Listed records:
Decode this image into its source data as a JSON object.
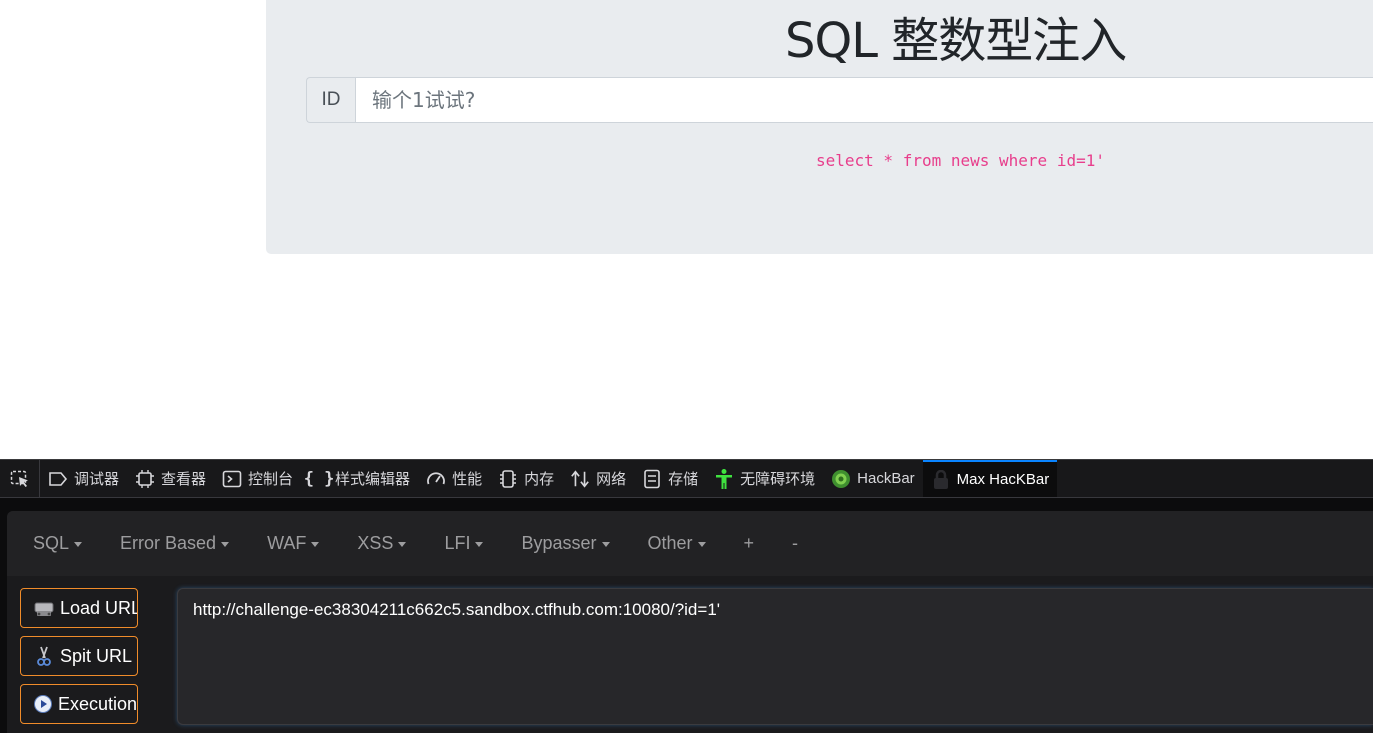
{
  "page": {
    "title": "SQL 整数型注入",
    "id_label": "ID",
    "id_placeholder": "输个1试试?",
    "sql_query": "select * from news where id=1'"
  },
  "devtools": {
    "tabs": [
      {
        "label": "调试器",
        "icon": "debugger-icon"
      },
      {
        "label": "查看器",
        "icon": "inspector-icon"
      },
      {
        "label": "控制台",
        "icon": "console-icon"
      },
      {
        "label": "样式编辑器",
        "icon": "style-editor-icon"
      },
      {
        "label": "性能",
        "icon": "performance-icon"
      },
      {
        "label": "内存",
        "icon": "memory-icon"
      },
      {
        "label": "网络",
        "icon": "network-icon"
      },
      {
        "label": "存储",
        "icon": "storage-icon"
      },
      {
        "label": "无障碍环境",
        "icon": "accessibility-icon"
      },
      {
        "label": "HackBar",
        "icon": "hackbar-icon"
      },
      {
        "label": "Max HacKBar",
        "icon": "max-hackbar-icon",
        "active": true
      }
    ],
    "accent_color": "#0a84ff"
  },
  "hackbar": {
    "menu": [
      {
        "label": "SQL",
        "dropdown": true
      },
      {
        "label": "Error Based",
        "dropdown": true
      },
      {
        "label": "WAF",
        "dropdown": true
      },
      {
        "label": "XSS",
        "dropdown": true
      },
      {
        "label": "LFI",
        "dropdown": true
      },
      {
        "label": "Bypasser",
        "dropdown": true
      },
      {
        "label": "Other",
        "dropdown": true
      },
      {
        "label": "+",
        "dropdown": false
      },
      {
        "label": "-",
        "dropdown": false
      }
    ],
    "buttons": {
      "load_url": "Load URL",
      "split_url": "Spit URL",
      "execution": "Execution"
    },
    "url_value": "http://challenge-ec38304211c662c5.sandbox.ctfhub.com:10080/?id=1'",
    "button_border_color": "#f08c2a"
  }
}
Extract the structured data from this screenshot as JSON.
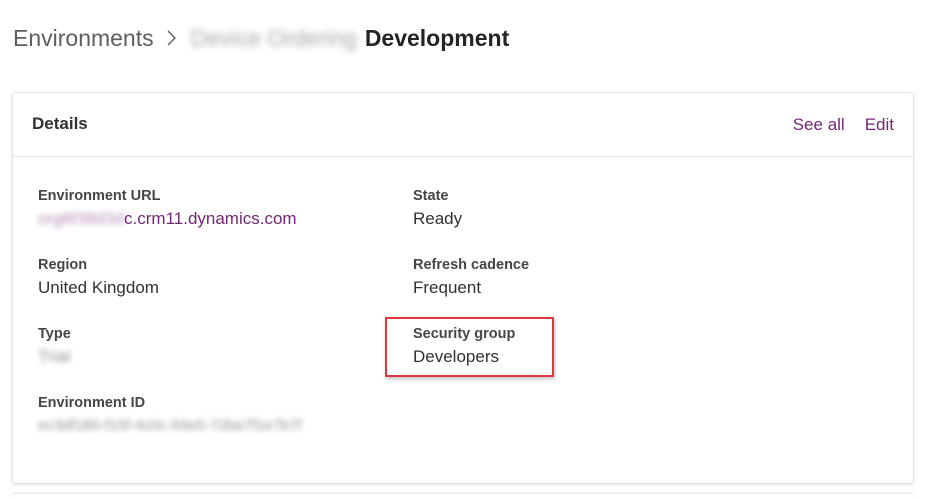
{
  "breadcrumb": {
    "root": "Environments",
    "separator_icon": "chevron-right-icon",
    "redacted_name": "Device Ordering",
    "current": "Development"
  },
  "details": {
    "title": "Details",
    "see_all": "See all",
    "edit": "Edit",
    "fields": {
      "environment_url": {
        "label": "Environment URL",
        "value_prefix_redacted": "org6f38d3d",
        "value_visible": "c.crm11.dynamics.com"
      },
      "state": {
        "label": "State",
        "value": "Ready"
      },
      "region": {
        "label": "Region",
        "value": "United Kingdom"
      },
      "refresh_cadence": {
        "label": "Refresh cadence",
        "value": "Frequent"
      },
      "type": {
        "label": "Type",
        "value_redacted": "Trial"
      },
      "security_group": {
        "label": "Security group",
        "value": "Developers"
      },
      "environment_id": {
        "label": "Environment ID",
        "value_redacted": "ec3df180-f15f-4c0c-93e5-72ba7f1e7b7f"
      }
    }
  },
  "colors": {
    "link": "#742774",
    "highlight": "#e0373e",
    "text": "#323130"
  }
}
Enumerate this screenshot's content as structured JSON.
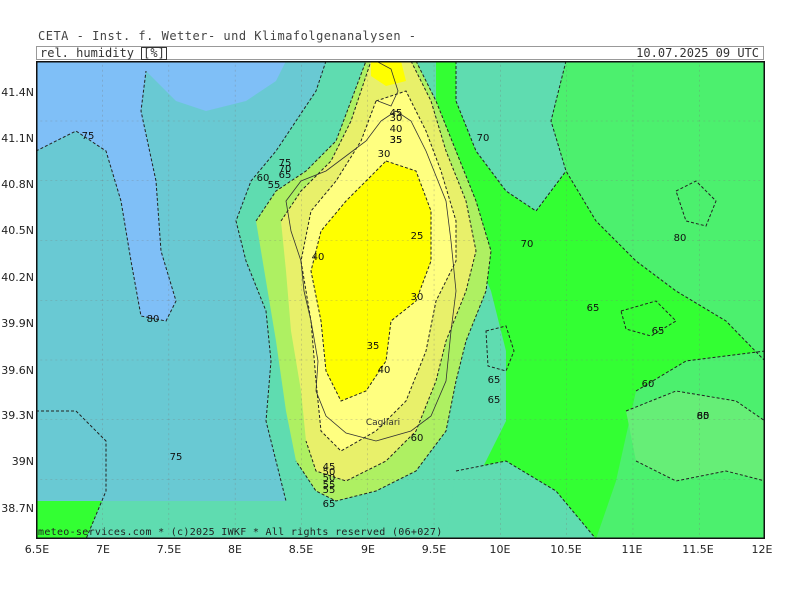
{
  "header": {
    "title": "CETA - Inst. f. Wetter- und Klimafolgenanalysen -",
    "parameter_label": "rel. humidity",
    "parameter_unit": "[%]",
    "valid_time": "10.07.2025 09 UTC"
  },
  "map": {
    "lat_labels": [
      "41.4N",
      "41.1N",
      "40.8N",
      "40.5N",
      "40.2N",
      "39.9N",
      "39.6N",
      "39.3N",
      "39N",
      "38.7N"
    ],
    "lon_labels": [
      "6.5E",
      "7E",
      "7.5E",
      "8E",
      "8.5E",
      "9E",
      "9.5E",
      "10E",
      "10.5E",
      "11E",
      "11.5E",
      "12E"
    ],
    "contour_labels": [
      "75",
      "70",
      "80",
      "70",
      "80",
      "65",
      "65",
      "65",
      "65",
      "60",
      "65",
      "80",
      "75",
      "40",
      "30",
      "25",
      "30",
      "35",
      "40",
      "60",
      "65",
      "50",
      "45",
      "55",
      "35",
      "30",
      "40",
      "35",
      "75",
      "70",
      "65",
      "55",
      "60",
      "45",
      "55",
      "50"
    ],
    "place_label": "Cagliari",
    "colors": {
      "very_dry": "#ffff00",
      "dry": "#ffff80",
      "semi_dry": "#e8f06a",
      "medium": "#aef062",
      "green_bright": "#33ff33",
      "green": "#4cf06e",
      "green_light": "#66ee77",
      "teal": "#5fdcb0",
      "blue_grey": "#69c9d3",
      "blue": "#7fbff7",
      "contour": "#222222"
    }
  },
  "footer": {
    "copyright": "meteo-services.com * (c)2025 IWKF * All rights reserved (06+027)"
  }
}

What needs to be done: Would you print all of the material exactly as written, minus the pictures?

Your solution:
Decode this image into its source data as a JSON object.
{
  "page": {
    "title": "SQL 整数型注入",
    "id_label": "ID",
    "id_placeholder": "输个1试试?",
    "sql_query": "select * from news where id=1'"
  },
  "devtools": {
    "tabs": [
      {
        "label": "调试器",
        "icon": "debugger-icon"
      },
      {
        "label": "查看器",
        "icon": "inspector-icon"
      },
      {
        "label": "控制台",
        "icon": "console-icon"
      },
      {
        "label": "样式编辑器",
        "icon": "style-editor-icon"
      },
      {
        "label": "性能",
        "icon": "performance-icon"
      },
      {
        "label": "内存",
        "icon": "memory-icon"
      },
      {
        "label": "网络",
        "icon": "network-icon"
      },
      {
        "label": "存储",
        "icon": "storage-icon"
      },
      {
        "label": "无障碍环境",
        "icon": "accessibility-icon"
      },
      {
        "label": "HackBar",
        "icon": "hackbar-icon"
      },
      {
        "label": "Max HacKBar",
        "icon": "max-hackbar-icon",
        "active": true
      }
    ],
    "accent_color": "#0a84ff"
  },
  "hackbar": {
    "menu": [
      {
        "label": "SQL",
        "dropdown": true
      },
      {
        "label": "Error Based",
        "dropdown": true
      },
      {
        "label": "WAF",
        "dropdown": true
      },
      {
        "label": "XSS",
        "dropdown": true
      },
      {
        "label": "LFI",
        "dropdown": true
      },
      {
        "label": "Bypasser",
        "dropdown": true
      },
      {
        "label": "Other",
        "dropdown": true
      },
      {
        "label": "+",
        "dropdown": false
      },
      {
        "label": "-",
        "dropdown": false
      }
    ],
    "buttons": {
      "load_url": "Load URL",
      "split_url": "Spit URL",
      "execution": "Execution"
    },
    "url_value": "http://challenge-ec38304211c662c5.sandbox.ctfhub.com:10080/?id=1'",
    "button_border_color": "#f08c2a"
  }
}
Extract the structured data from this screenshot as JSON.
{
  "breadcrumb": {
    "root": "Environments",
    "separator_icon": "chevron-right-icon",
    "redacted_name": "Device Ordering",
    "current": "Development"
  },
  "details": {
    "title": "Details",
    "see_all": "See all",
    "edit": "Edit",
    "fields": {
      "environment_url": {
        "label": "Environment URL",
        "value_prefix_redacted": "org6f38d3d",
        "value_visible": "c.crm11.dynamics.com"
      },
      "state": {
        "label": "State",
        "value": "Ready"
      },
      "region": {
        "label": "Region",
        "value": "United Kingdom"
      },
      "refresh_cadence": {
        "label": "Refresh cadence",
        "value": "Frequent"
      },
      "type": {
        "label": "Type",
        "value_redacted": "Trial"
      },
      "security_group": {
        "label": "Security group",
        "value": "Developers"
      },
      "environment_id": {
        "label": "Environment ID",
        "value_redacted": "ec3df180-f15f-4c0c-93e5-72ba7f1e7b7f"
      }
    }
  },
  "colors": {
    "link": "#742774",
    "highlight": "#e0373e",
    "text": "#323130"
  }
}
Enumerate this screenshot's content as structured JSON.
{
  "header": {
    "title": "CETA - Inst. f. Wetter- und Klimafolgenanalysen -",
    "parameter_label": "rel. humidity",
    "parameter_unit": "[%]",
    "valid_time": "10.07.2025 09 UTC"
  },
  "map": {
    "lat_labels": [
      "41.4N",
      "41.1N",
      "40.8N",
      "40.5N",
      "40.2N",
      "39.9N",
      "39.6N",
      "39.3N",
      "39N",
      "38.7N"
    ],
    "lon_labels": [
      "6.5E",
      "7E",
      "7.5E",
      "8E",
      "8.5E",
      "9E",
      "9.5E",
      "10E",
      "10.5E",
      "11E",
      "11.5E",
      "12E"
    ],
    "contour_labels": [
      "75",
      "70",
      "80",
      "70",
      "80",
      "65",
      "65",
      "65",
      "65",
      "60",
      "65",
      "80",
      "75",
      "40",
      "30",
      "25",
      "30",
      "35",
      "40",
      "60",
      "65",
      "50",
      "45",
      "55",
      "35",
      "30",
      "40",
      "35",
      "75",
      "70",
      "65",
      "55",
      "60",
      "45",
      "55",
      "50"
    ],
    "place_label": "Cagliari",
    "colors": {
      "very_dry": "#ffff00",
      "dry": "#ffff80",
      "semi_dry": "#e8f06a",
      "medium": "#aef062",
      "green_bright": "#33ff33",
      "green": "#4cf06e",
      "green_light": "#66ee77",
      "teal": "#5fdcb0",
      "blue_grey": "#69c9d3",
      "blue": "#7fbff7",
      "contour": "#222222"
    }
  },
  "footer": {
    "copyright": "meteo-services.com * (c)2025 IWKF * All rights reserved (06+027)"
  }
}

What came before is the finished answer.